I have an incredibly broad repertoire of children songs. I can belt you ABC, Ten Green Bottles, Wheels on the Bus and 两只老虎 to name a few. If my nieces' childcare centre taught it, I can sing it. That's the result of a week long road trip with my family. Aged 2 and 4, they provided stereo surround live singing over the sound of traffic, regular music and attempted conversation. And as with all siblings, it was punctuated by whining, shrieking and crying.
On one particular afternoon when my brother drove them out to town, I stayed behind on the farm where we were putting up, for some moments of peace watching television with my father. Commercials to be exact; the programming was like a telenovela where every story point led to an opportune advertising moment.
"Only $36,000 for a car!" My father was incredulous, gesticulating at the screen. "That's not even half of a COE in Singapore!"
"But that's because there's barely any public transportation here. There's no need for the government to control how many cars are on the road," I tried defending to little avail.
The channel switched to a news program debating if smacking a child is acceptable. Someone was just charged in court for a heavy hand and the morning show was flaying the man for his iniquities. My father snorted in derision. Even he, in his overly doting grandfather ways, recognized the limits of liberal parenting. My mother joined in, spewing Chinese idioms about the value of a strict upbringing.

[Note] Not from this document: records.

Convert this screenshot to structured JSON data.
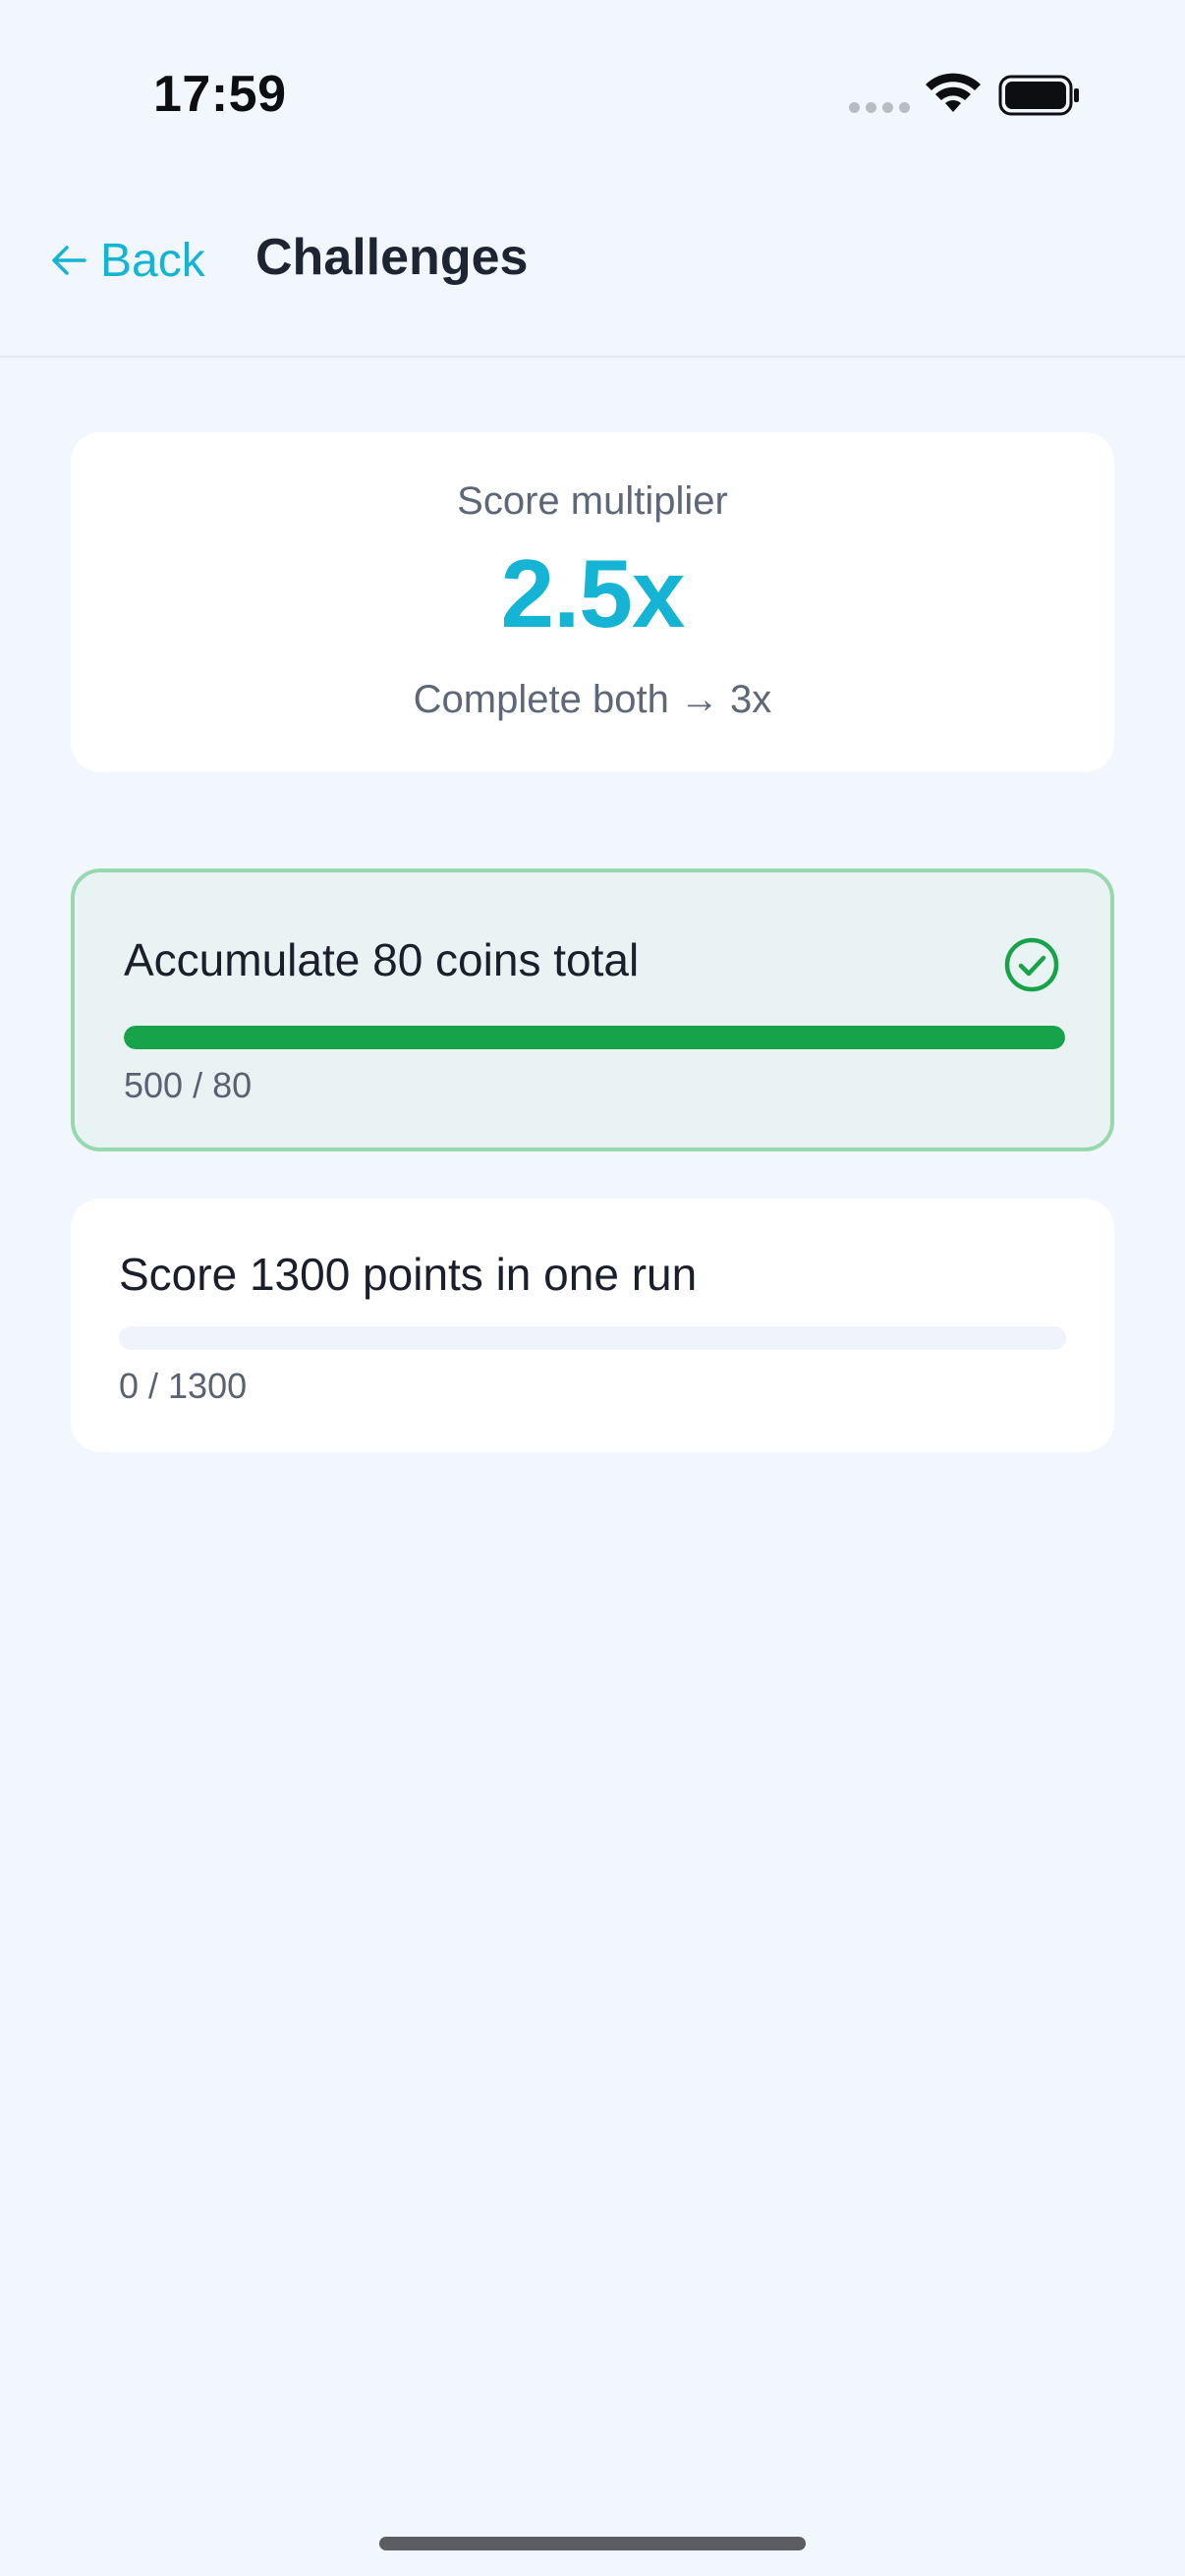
{
  "status_bar": {
    "time": "17:59",
    "icons": [
      "cellular-signal-icon",
      "wifi-icon",
      "battery-icon"
    ]
  },
  "nav": {
    "back_label": "Back",
    "title": "Challenges"
  },
  "multiplier": {
    "label": "Score multiplier",
    "value": "2.5x",
    "hint": "Complete both → 3x"
  },
  "challenges": [
    {
      "title": "Accumulate 80 coins total",
      "progress_text": "500 / 80",
      "progress_fraction": 1.0,
      "completed": true,
      "icon": "check-circle-icon"
    },
    {
      "title": "Score 1300 points in one run",
      "progress_text": "0 / 1300",
      "progress_fraction": 0.0,
      "completed": false
    }
  ],
  "colors": {
    "accent": "#13b5d2",
    "success": "#16a34a",
    "success_border": "#97d8ae",
    "background": "#f2f6fd"
  }
}
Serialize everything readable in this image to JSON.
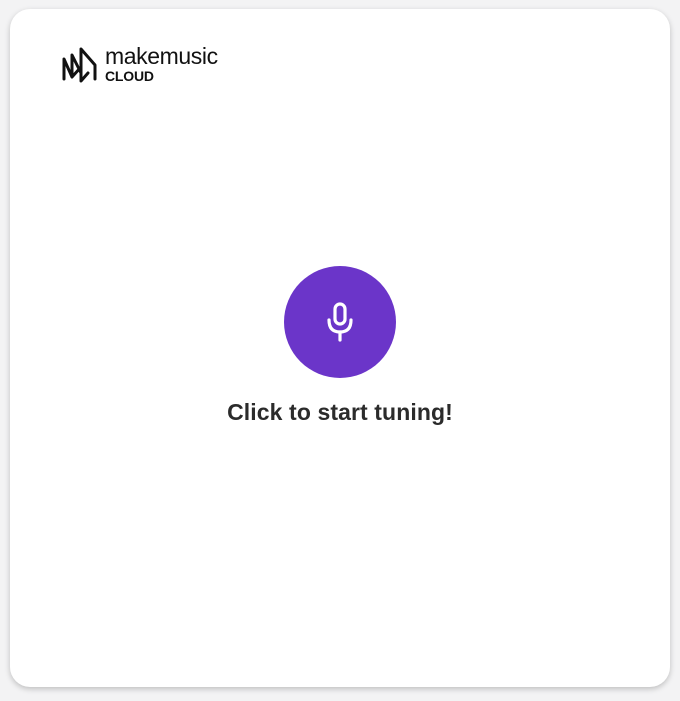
{
  "brand": {
    "primary": "makemusic",
    "secondary": "CLOUD",
    "icon": "makemusic-logo-icon"
  },
  "tuner": {
    "button_icon": "microphone-icon",
    "button_color": "#6b35c9",
    "prompt": "Click to start tuning!"
  }
}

Conversations with my parents on most holiday trips are peppered with comparisons to Singapore. "The weather here is so much cooler! The food is so fresh, so cheap! Singapore where got lavender on the streets?"
And they are right. In my own quiet moment sitting on the lawn with my milk and chips, I know I can't get this peace back home. Here, I can think. No, I can even hear myself think. Well, without the kids of course. Who knows what great things I might be able to achieve with all the time and space here?
(Now imagine this with 12 degree weather and never-ending green fields)
But could I set aside my career goals and life targets for a slower relaxed pace of life, right now when I’m in my prime working years? Or perhaps I should consider somewhere else, where I can push myself to even greater heights? I suppose if I had children of my own, the considerations would be different as well. Thankfully, I have to contend with simpler things like whether my skin would be able to take the dry air here. Probably not.
The move to a new country (or back home) is rarely a simple balance sheet, it’s almost impossible to make sense of everything and come to the best decision. It’s different for everyone and I think PM Lee said it well in his recent trip to the US when he met over 300 overseas Singaporeans in New York City.
“You are all flying the flag for Singapore all the time. You are representing us and you will show what Singaporeans are and I think that is something valuable.”
And like what any proud parent would say, he ends off his speech with, “Keep in touch with home, keep in touch with us (…) Keep in touch and come home from time to time and one day, come back home to Singapore.”
"Keep in touch and come home from time to time, and one day come back home to Singapore," said Prime Minister Lee Hsien Loong to Singaporeans living in the US during his week-long trip to New York and Washington. str.sg/ZvJnVIDEO: JEREMY AU YONGPosted by The Straits Times on Sunday, 27 March 2016
For me, until I’m done mastering the entire compendium of children’s songs, this proud uncle is staying put where the naughty duo are growing up and where my parents are growing old.